━━ Extracted data

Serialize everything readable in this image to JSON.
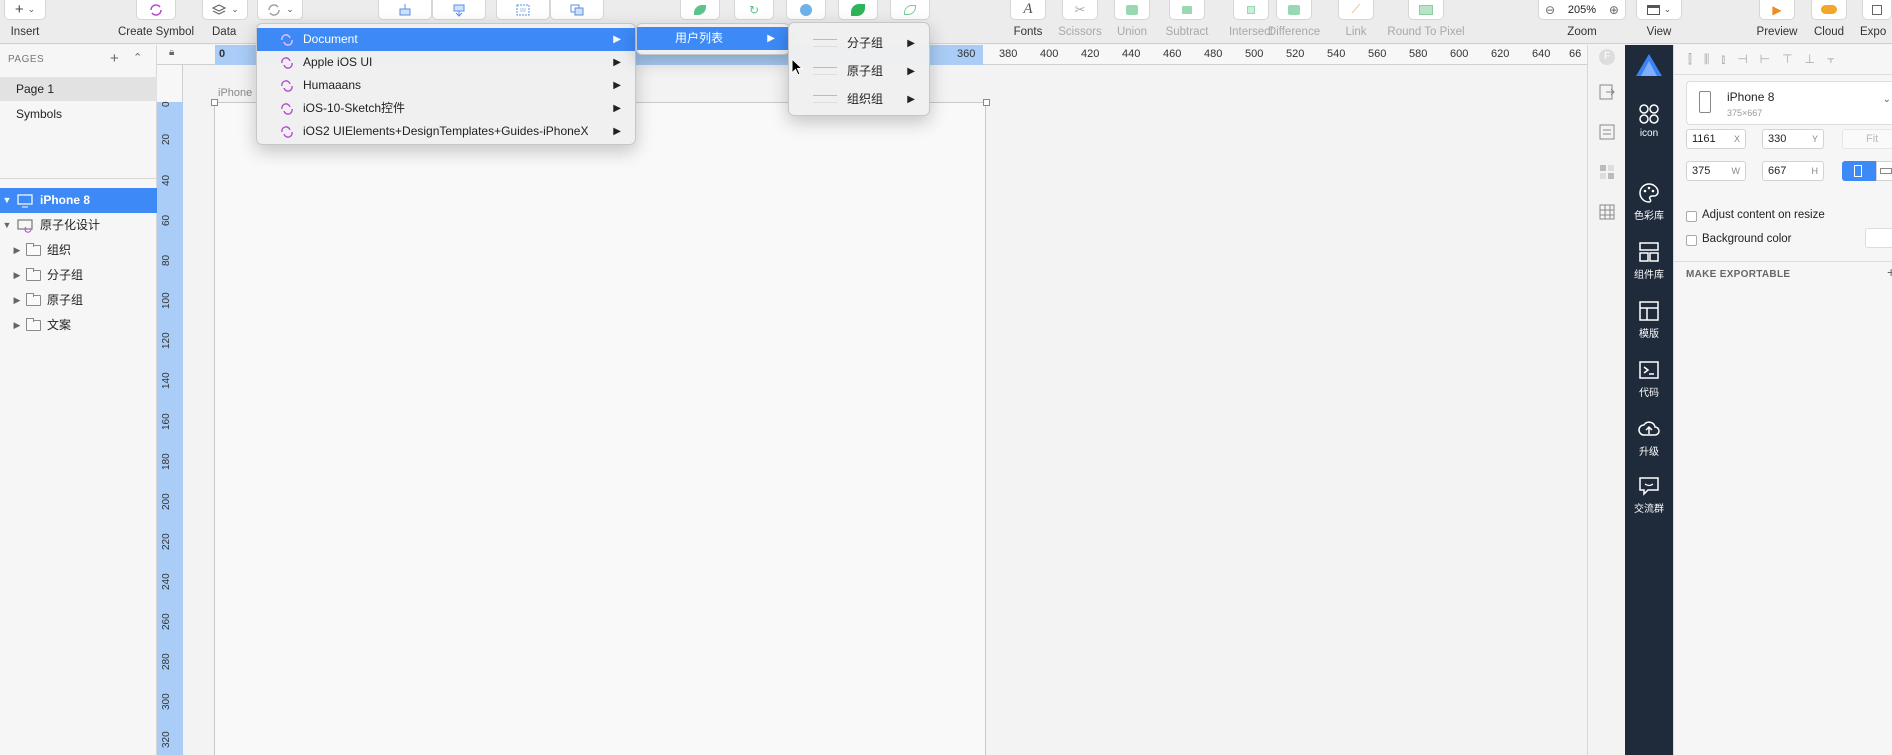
{
  "toolbar": {
    "insert": "Insert",
    "create_symbol": "Create Symbol",
    "data": "Data",
    "fonts": "Fonts",
    "scissors": "Scissors",
    "union": "Union",
    "subtract": "Subtract",
    "intersect": "Intersect",
    "difference": "Difference",
    "link": "Link",
    "round_to_pixel": "Round To Pixel",
    "zoom_value": "205%",
    "zoom": "Zoom",
    "view": "View",
    "preview": "Preview",
    "cloud": "Cloud",
    "export": "Expo"
  },
  "sidebar": {
    "pages_header": "PAGES",
    "pages": [
      "Page 1",
      "Symbols"
    ],
    "layers": [
      {
        "label": "iPhone 8"
      },
      {
        "label": "原子化设计"
      },
      {
        "label": "组织"
      },
      {
        "label": "分子组"
      },
      {
        "label": "原子组"
      },
      {
        "label": "文案"
      }
    ]
  },
  "ruler": {
    "h_start": "0",
    "h_ticks": [
      "0",
      "360",
      "380",
      "400",
      "420",
      "440",
      "460",
      "480",
      "500",
      "520",
      "540",
      "560",
      "580",
      "600",
      "620",
      "640",
      "66"
    ],
    "v_ticks": [
      "0",
      "20",
      "40",
      "60",
      "80",
      "100",
      "120",
      "140",
      "160",
      "180",
      "200",
      "220",
      "240",
      "260",
      "280",
      "300",
      "320"
    ]
  },
  "canvas": {
    "artboard_label": "iPhone"
  },
  "menu_main": [
    {
      "label": "Document"
    },
    {
      "label": "Apple iOS UI"
    },
    {
      "label": "Humaaans"
    },
    {
      "label": "iOS-10-Sketch控件"
    },
    {
      "label": "iOS2 UIElements+DesignTemplates+Guides-iPhoneX"
    }
  ],
  "menu_sub1": [
    {
      "label": "用户列表"
    }
  ],
  "menu_sub2": [
    {
      "label": "分子组"
    },
    {
      "label": "原子组"
    },
    {
      "label": "组织组"
    }
  ],
  "plugin_bar": [
    "icon",
    "色彩库",
    "组件库",
    "模版",
    "代码",
    "升级",
    "交流群"
  ],
  "inspector": {
    "device_name": "iPhone 8",
    "device_size": "375×667",
    "x": "1161",
    "y": "330",
    "w": "375",
    "h": "667",
    "x_label": "X",
    "y_label": "Y",
    "w_label": "W",
    "h_label": "H",
    "fit": "Fit",
    "adjust_content": "Adjust content on resize",
    "background_color": "Background color",
    "make_exportable": "MAKE EXPORTABLE"
  },
  "colors": {
    "accent": "#3d8af7",
    "ruler_highlight": "#a9cdf7",
    "plugin_bar_bg": "#1f2a3b",
    "symbol_icon": "#b84bd1"
  }
}
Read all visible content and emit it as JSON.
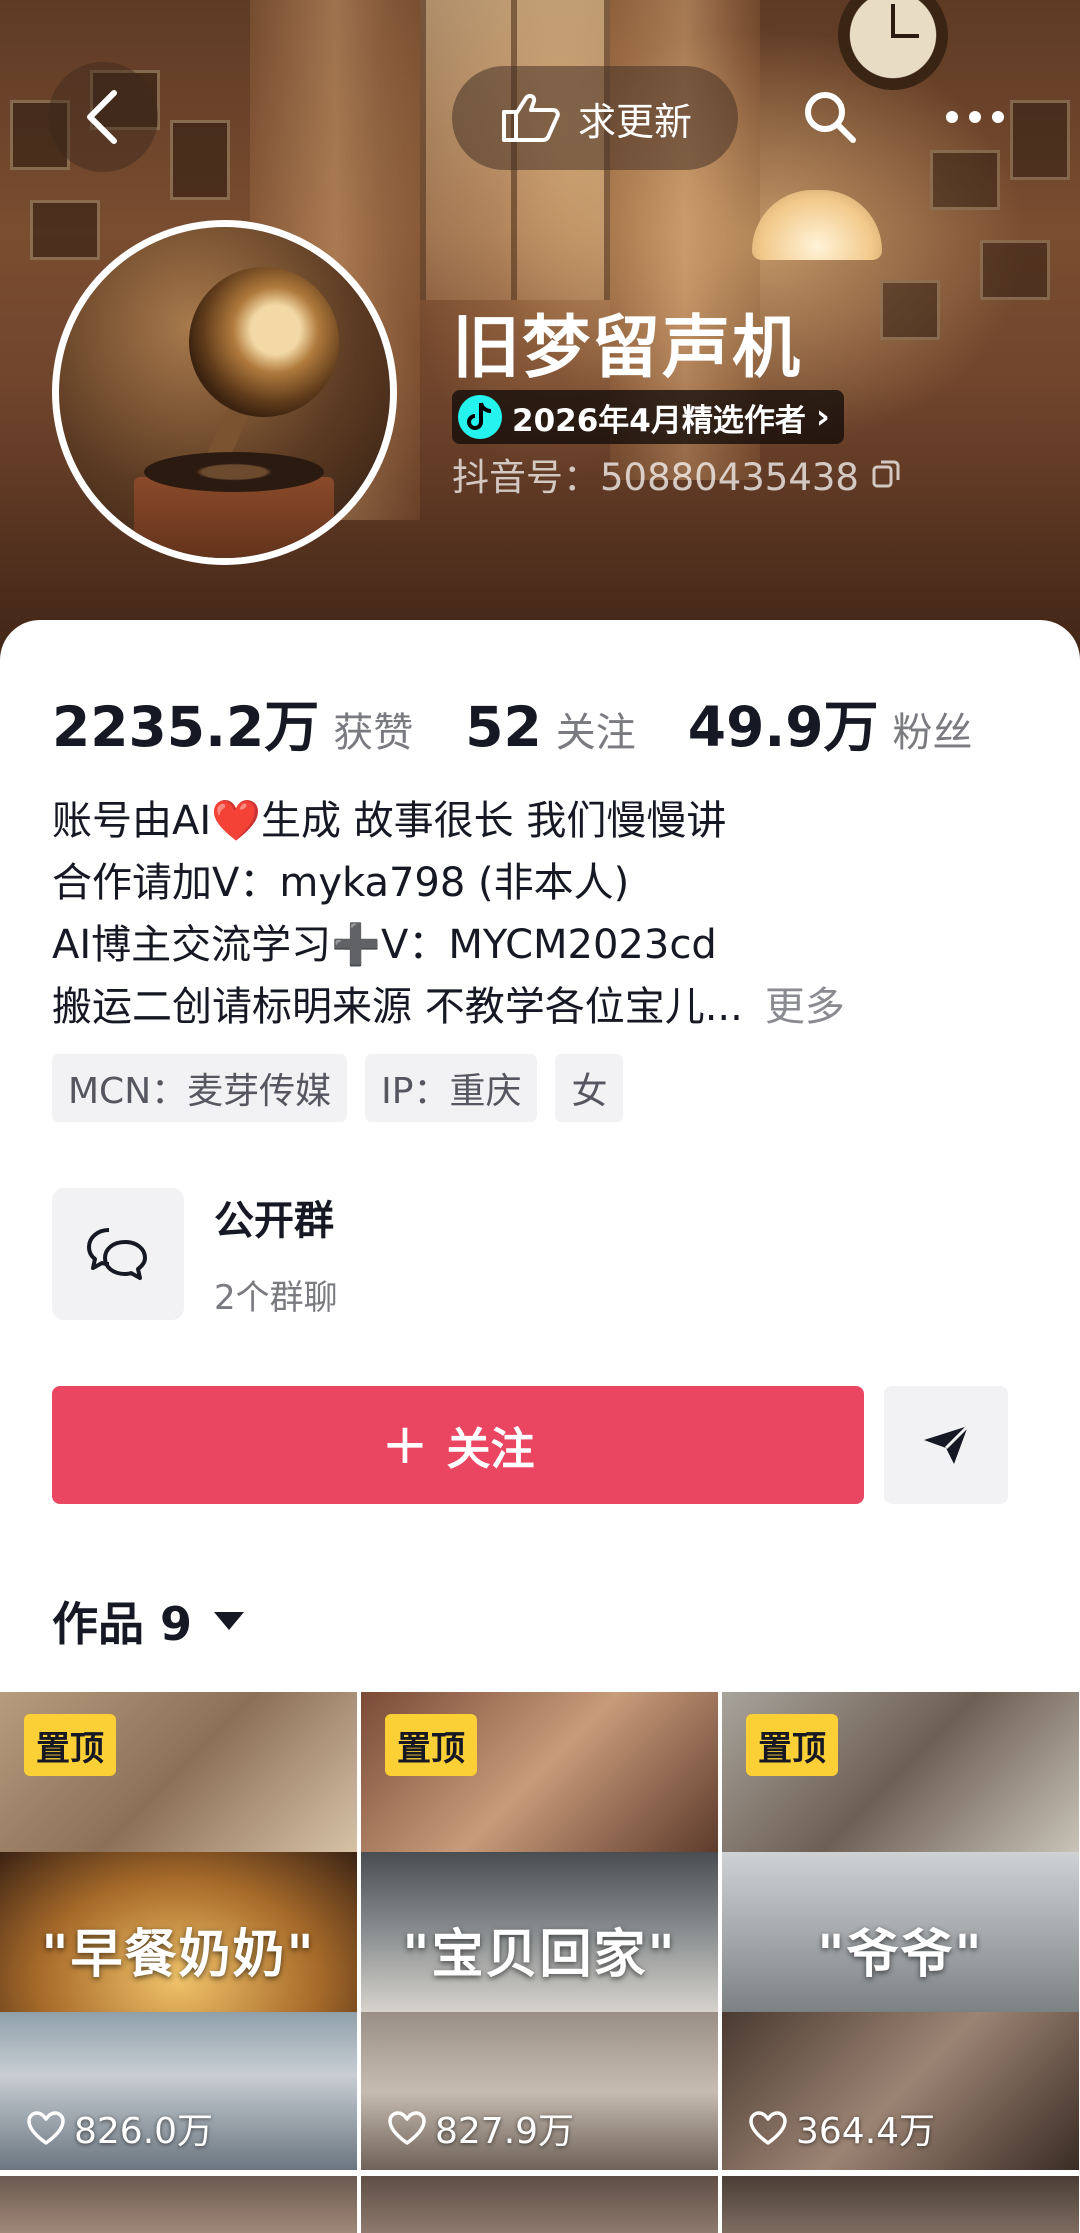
{
  "header": {
    "update_label": "求更新",
    "name": "旧梦留声机",
    "badge_label": "2026年4月精选作者",
    "douyin_id": "抖音号：50880435438"
  },
  "stats": [
    {
      "value": "2235.2万",
      "label": "获赞"
    },
    {
      "value": "52",
      "label": "关注"
    },
    {
      "value": "49.9万",
      "label": "粉丝"
    }
  ],
  "bio": {
    "lines": [
      "账号由AI❤️生成 故事很长 我们慢慢讲",
      "合作请加V：myka798 (非本人)",
      "AI博主交流学习➕V：MYCM2023cd",
      "搬运二创请标明来源  不教学各位宝儿..."
    ],
    "more_label": "更多"
  },
  "tags": [
    "MCN：麦芽传媒",
    "IP：重庆",
    "女"
  ],
  "group": {
    "title": "公开群",
    "subtitle": "2个群聊"
  },
  "follow": {
    "plus": "+",
    "label": "关注"
  },
  "works": {
    "title": "作品 9"
  },
  "videos": [
    {
      "pin_label": "置顶",
      "caption": "\"早餐奶奶\"",
      "likes": "826.0万"
    },
    {
      "pin_label": "置顶",
      "caption": "\"宝贝回家\"",
      "likes": "827.9万"
    },
    {
      "pin_label": "置顶",
      "caption": "\"爷爷\"",
      "likes": "364.4万"
    }
  ],
  "colors": {
    "follow_button": "#ea4561",
    "pin_badge": "#fbd036",
    "douyin_badge_accent": "#25f4ee"
  },
  "icons": [
    "back-icon",
    "hand-point-icon",
    "search-icon",
    "more-icon",
    "douyin-logo-icon",
    "copy-icon",
    "group-chat-icon",
    "share-send-icon",
    "heart-icon"
  ]
}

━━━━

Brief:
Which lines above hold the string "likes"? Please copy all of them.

Task response:
      "likes": "826.0万"
      "likes": "827.9万"
      "likes": "364.4万"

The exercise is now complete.